Monday, April 18, 2011

America: Land of the Free, Home of the resultant moral ambiguity

I've been hovering around this idea of morality and "rightness" and a kind of absolutism for a few weeks now, so I hope that you can bear with me as I continue to do so. I haven't yet been able to put a finer point on why it's a constant element on my mind, but I can tell you that, by Jove, it certainly has been coming up a lot. A lot.

Of especial import today was a documentary I watched on netflix. I owe a huge debt to Netflix, as it's recently allowed me to reach unprecedented levels of both "hip" and "smarts" that had been hitherto unreachable at such a low rate, price, and convenience. I barely have time to read books because I'm so busy watching things I never knew existed!

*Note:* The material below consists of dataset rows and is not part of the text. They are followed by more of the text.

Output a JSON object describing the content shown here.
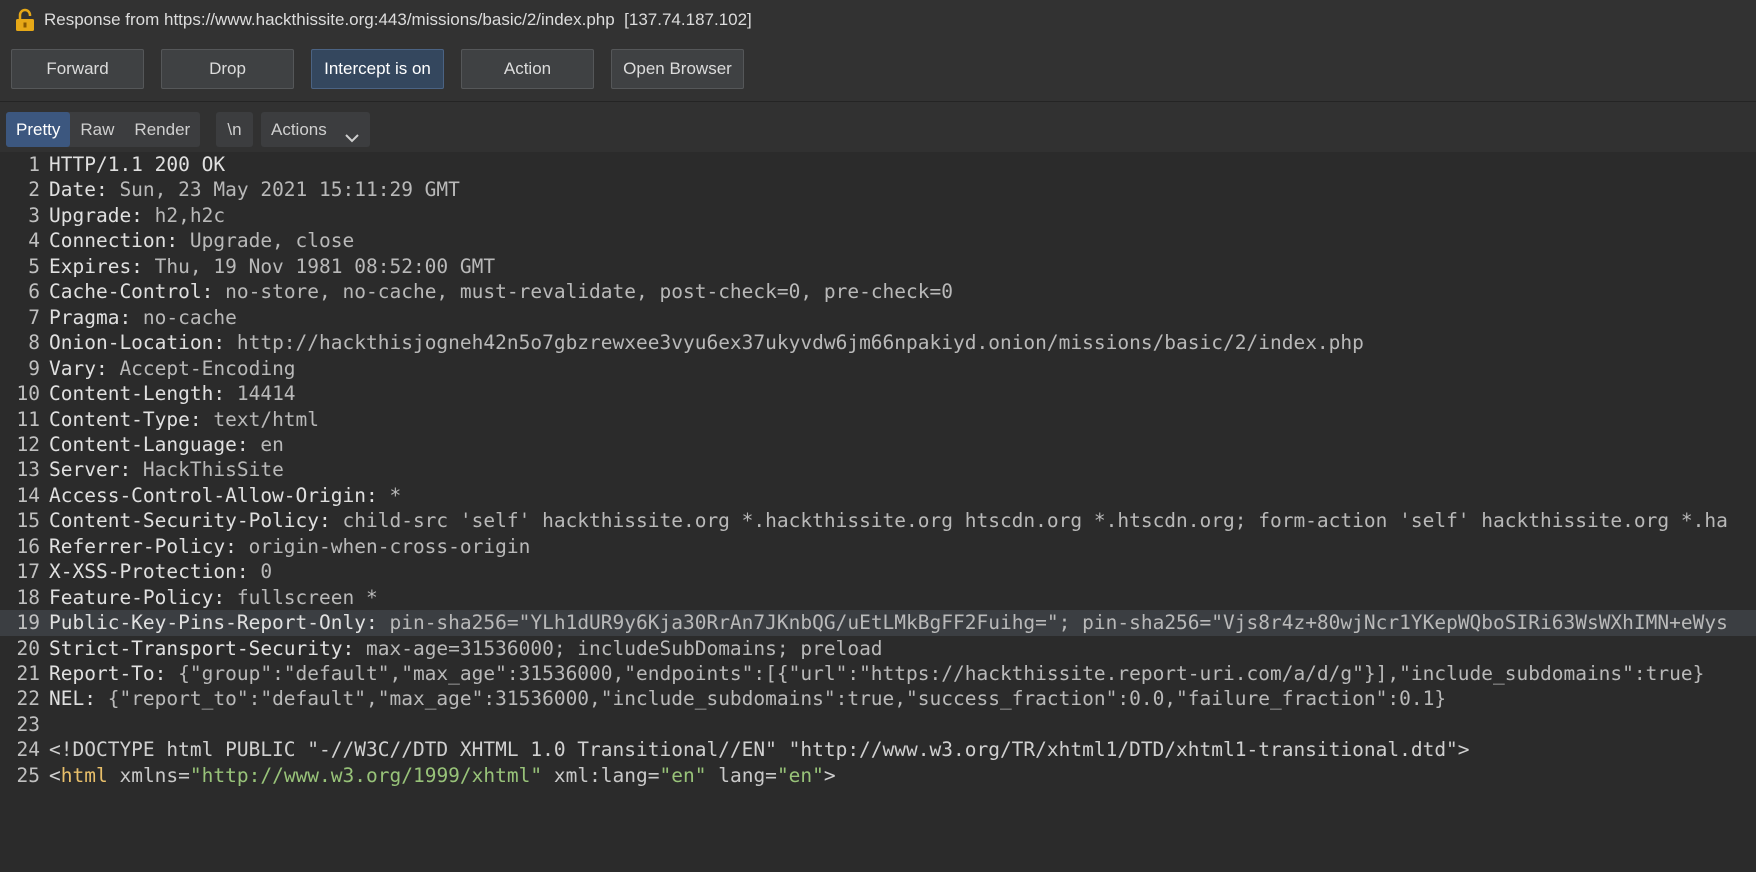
{
  "window": {
    "title": "Response from https://www.hackthissite.org:443/missions/basic/2/index.php  [137.74.187.102]",
    "lock_icon": "lock-icon",
    "lock_color": "#e6a817"
  },
  "toolbar": {
    "forward_label": "Forward",
    "drop_label": "Drop",
    "intercept_label": "Intercept is on",
    "action_label": "Action",
    "open_browser_label": "Open Browser"
  },
  "view_tabs": {
    "pretty": "Pretty",
    "raw": "Raw",
    "render": "Render",
    "newline": "\\n",
    "actions": "Actions",
    "actions_icon": "chevron-down-icon"
  },
  "colors": {
    "background": "#2b2b2b",
    "active_tab": "#3c577f",
    "intercept_active": "#34475e",
    "highlight_line": "#3b3e42",
    "html_tag": "#e8bf6a",
    "html_attr_value": "#98c379"
  },
  "editor": {
    "highlighted_line": 19,
    "lines": [
      {
        "n": "1",
        "parts": [
          {
            "t": "HTTP/1.1 200 OK",
            "c": "hk"
          }
        ]
      },
      {
        "n": "2",
        "parts": [
          {
            "t": "Date:",
            "c": "hk"
          },
          {
            "t": " Sun, 23 May 2021 15:11:29 GMT",
            "c": "hv"
          }
        ]
      },
      {
        "n": "3",
        "parts": [
          {
            "t": "Upgrade:",
            "c": "hk"
          },
          {
            "t": " h2,h2c",
            "c": "hv"
          }
        ]
      },
      {
        "n": "4",
        "parts": [
          {
            "t": "Connection:",
            "c": "hk"
          },
          {
            "t": " Upgrade, close",
            "c": "hv"
          }
        ]
      },
      {
        "n": "5",
        "parts": [
          {
            "t": "Expires:",
            "c": "hk"
          },
          {
            "t": " Thu, 19 Nov 1981 08:52:00 GMT",
            "c": "hv"
          }
        ]
      },
      {
        "n": "6",
        "parts": [
          {
            "t": "Cache-Control:",
            "c": "hk"
          },
          {
            "t": " no-store, no-cache, must-revalidate, post-check=0, pre-check=0",
            "c": "hv"
          }
        ]
      },
      {
        "n": "7",
        "parts": [
          {
            "t": "Pragma:",
            "c": "hk"
          },
          {
            "t": " no-cache",
            "c": "hv"
          }
        ]
      },
      {
        "n": "8",
        "parts": [
          {
            "t": "Onion-Location:",
            "c": "hk"
          },
          {
            "t": " http://hackthisjogneh42n5o7gbzrewxee3vyu6ex37ukyvdw6jm66npakiyd.onion/missions/basic/2/index.php",
            "c": "hv"
          }
        ]
      },
      {
        "n": "9",
        "parts": [
          {
            "t": "Vary:",
            "c": "hk"
          },
          {
            "t": " Accept-Encoding",
            "c": "hv"
          }
        ]
      },
      {
        "n": "10",
        "parts": [
          {
            "t": "Content-Length:",
            "c": "hk"
          },
          {
            "t": " 14414",
            "c": "hv"
          }
        ]
      },
      {
        "n": "11",
        "parts": [
          {
            "t": "Content-Type:",
            "c": "hk"
          },
          {
            "t": " text/html",
            "c": "hv"
          }
        ]
      },
      {
        "n": "12",
        "parts": [
          {
            "t": "Content-Language:",
            "c": "hk"
          },
          {
            "t": " en",
            "c": "hv"
          }
        ]
      },
      {
        "n": "13",
        "parts": [
          {
            "t": "Server:",
            "c": "hk"
          },
          {
            "t": " HackThisSite",
            "c": "hv"
          }
        ]
      },
      {
        "n": "14",
        "parts": [
          {
            "t": "Access-Control-Allow-Origin:",
            "c": "hk"
          },
          {
            "t": " *",
            "c": "hv"
          }
        ]
      },
      {
        "n": "15",
        "parts": [
          {
            "t": "Content-Security-Policy:",
            "c": "hk"
          },
          {
            "t": " child-src 'self' hackthissite.org *.hackthissite.org htscdn.org *.htscdn.org; form-action 'self' hackthissite.org *.ha",
            "c": "hv"
          }
        ]
      },
      {
        "n": "16",
        "parts": [
          {
            "t": "Referrer-Policy:",
            "c": "hk"
          },
          {
            "t": " origin-when-cross-origin",
            "c": "hv"
          }
        ]
      },
      {
        "n": "17",
        "parts": [
          {
            "t": "X-XSS-Protection:",
            "c": "hk"
          },
          {
            "t": " 0",
            "c": "hv"
          }
        ]
      },
      {
        "n": "18",
        "parts": [
          {
            "t": "Feature-Policy:",
            "c": "hk"
          },
          {
            "t": " fullscreen *",
            "c": "hv"
          }
        ]
      },
      {
        "n": "19",
        "parts": [
          {
            "t": "Public-Key-Pins-Report-Only:",
            "c": "hk"
          },
          {
            "t": " pin-sha256=\"YLh1dUR9y6Kja30RrAn7JKnbQG/uEtLMkBgFF2Fuihg=\"; pin-sha256=\"Vjs8r4z+80wjNcr1YKepWQboSIRi63WsWXhIMN+eWys",
            "c": "hv"
          }
        ]
      },
      {
        "n": "20",
        "parts": [
          {
            "t": "Strict-Transport-Security:",
            "c": "hk"
          },
          {
            "t": " max-age=31536000; includeSubDomains; preload",
            "c": "hv"
          }
        ]
      },
      {
        "n": "21",
        "parts": [
          {
            "t": "Report-To:",
            "c": "hk"
          },
          {
            "t": " {\"group\":\"default\",\"max_age\":31536000,\"endpoints\":[{\"url\":\"https://hackthissite.report-uri.com/a/d/g\"}],\"include_subdomains\":true}",
            "c": "hv"
          }
        ]
      },
      {
        "n": "22",
        "parts": [
          {
            "t": "NEL:",
            "c": "hk"
          },
          {
            "t": " {\"report_to\":\"default\",\"max_age\":31536000,\"include_subdomains\":true,\"success_fraction\":0.0,\"failure_fraction\":0.1}",
            "c": "hv"
          }
        ]
      },
      {
        "n": "23",
        "parts": []
      },
      {
        "n": "24",
        "parts": [
          {
            "t": "<!DOCTYPE html PUBLIC \"-//W3C//DTD XHTML 1.0 Transitional//EN\" \"http://www.w3.org/TR/xhtml1/DTD/xhtml1-transitional.dtd\">",
            "c": "pl"
          }
        ]
      },
      {
        "n": "25",
        "parts": [
          {
            "t": "<",
            "c": "pl"
          },
          {
            "t": "html",
            "c": "tg"
          },
          {
            "t": " xmlns=",
            "c": "at"
          },
          {
            "t": "\"http://www.w3.org/1999/xhtml\"",
            "c": "av"
          },
          {
            "t": " xml:lang=",
            "c": "at"
          },
          {
            "t": "\"en\"",
            "c": "av"
          },
          {
            "t": " lang=",
            "c": "at"
          },
          {
            "t": "\"en\"",
            "c": "av"
          },
          {
            "t": ">",
            "c": "pl"
          }
        ]
      }
    ]
  }
}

So the film was called "Bigger, Stronger, Faster*" with the asterisk cryptically stating "the side effects of being American". It's a documentary about the demonization of steroids and steroid use following a number of high profile cases in the world of professional sports, both in America and on the world stage. It begins innocuously enough: a few vignettes about the director/writer's home life, growing up in the 80s with movie star influences like "Rocky", "Rambo", and "Conan the Barbarian." From this start I was already hooked. I'm a sucker for 80s nostalgia and navel-gazing. Although I was born in '85, I feel very attached to many of the icons and iconography of the 80s, and much less that of the 90s (though I did love Animaniacs.) Even if this documentary ended up being a heavy-handed, rant-and-raving, "F** the man" propagandaganza, I had a feeling I'd enjoy it. They even had a clip and an interview with an extra from Sly Stallone's "Over the Top". How could I lose?

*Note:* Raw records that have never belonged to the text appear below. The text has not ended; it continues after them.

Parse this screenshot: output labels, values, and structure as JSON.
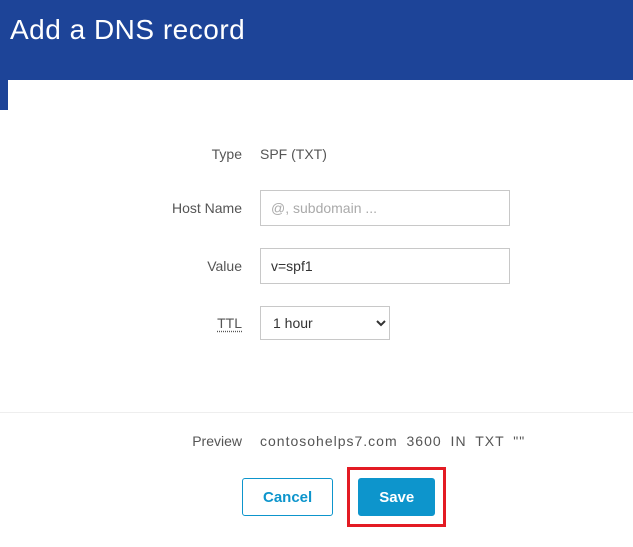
{
  "header": {
    "title": "Add a DNS record"
  },
  "form": {
    "type_label": "Type",
    "type_value": "SPF (TXT)",
    "hostname_label": "Host Name",
    "hostname_placeholder": "@, subdomain ...",
    "hostname_value": "",
    "value_label": "Value",
    "value_value": "v=spf1",
    "ttl_label": "TTL",
    "ttl_selected": "1 hour"
  },
  "preview": {
    "label": "Preview",
    "value": "contosohelps7.com  3600  IN  TXT  \"\""
  },
  "buttons": {
    "cancel": "Cancel",
    "save": "Save"
  }
}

What it ended up being was a surprisingly insightful, honest look at morality in America. Where morality comes from, what morality is for, what morality does to the psyche of young people who eventually grow up to be adults that then use that morality as a compass for how certain behaviors should make them feel. All of this is in the context of steroid (actually more about "performance-enhancing drug") use, which does an amazing job of being an adequately controversial and complex substrate for the concept of morality to chew on. He also does an adequate job of making distinctions between the types of steroids and their various uses (but I wouldn't cite it for a paper). Some of the greatest moments in the film come not from the stats though; they come from the candid questions he asks to his parents, his brothers, and to steroid advocates and opponents.

While the film was primarily impelled by the statistics, legislation, and sound bites of media coverage during these controversies, it very much found its substance in the midst of these aforementioned candid conversations. The issue at hand was about much more than the simple questions of "is using steroids cheating?", it often turned into questions about why these individuals chose to use steroids, when and why is the same action considered cheating in one context and not another, why do some people feel a moral repulsion to the idea of steroid use, and how do these individuals justify the use of these technically illegal substances. The answers ran the gamut of "everybody's doing it" to "you can't win without it". What's interesting is that he goes as far as to bring up the not-too-afar-off issue of "gene doping", which involves the manipulation of a person's genes to essentially imbue them with "the qualities that mother nature didn't." That in itself raises the always controversial issue of "playing God", but beyond that, it highlights the increasingly blurred lines between what would be considered cheating (and ergo morality) and "playing fair".

While it's definitely easy to counter some of the simpler arguments for moral relativity and an amoralist view, it's harder, for me, to shake the notions and consequences that technology often brings to the table that are undeniably relevant to notions and beliefs heretofore considered inscrutable or unchallengeable by virtue of their complexity. It's a paradox: My belief in a rational creator logically implies that creation itself can eventually be understood, and in turn manipulated and controlled. However, once we reach this point, will it perhaps point to something else that's not very rational at all...?

I want to believe it won't. I mean, of course, on paper it makes no sense that it would. But, Lord knows I've been wrong many, many times before.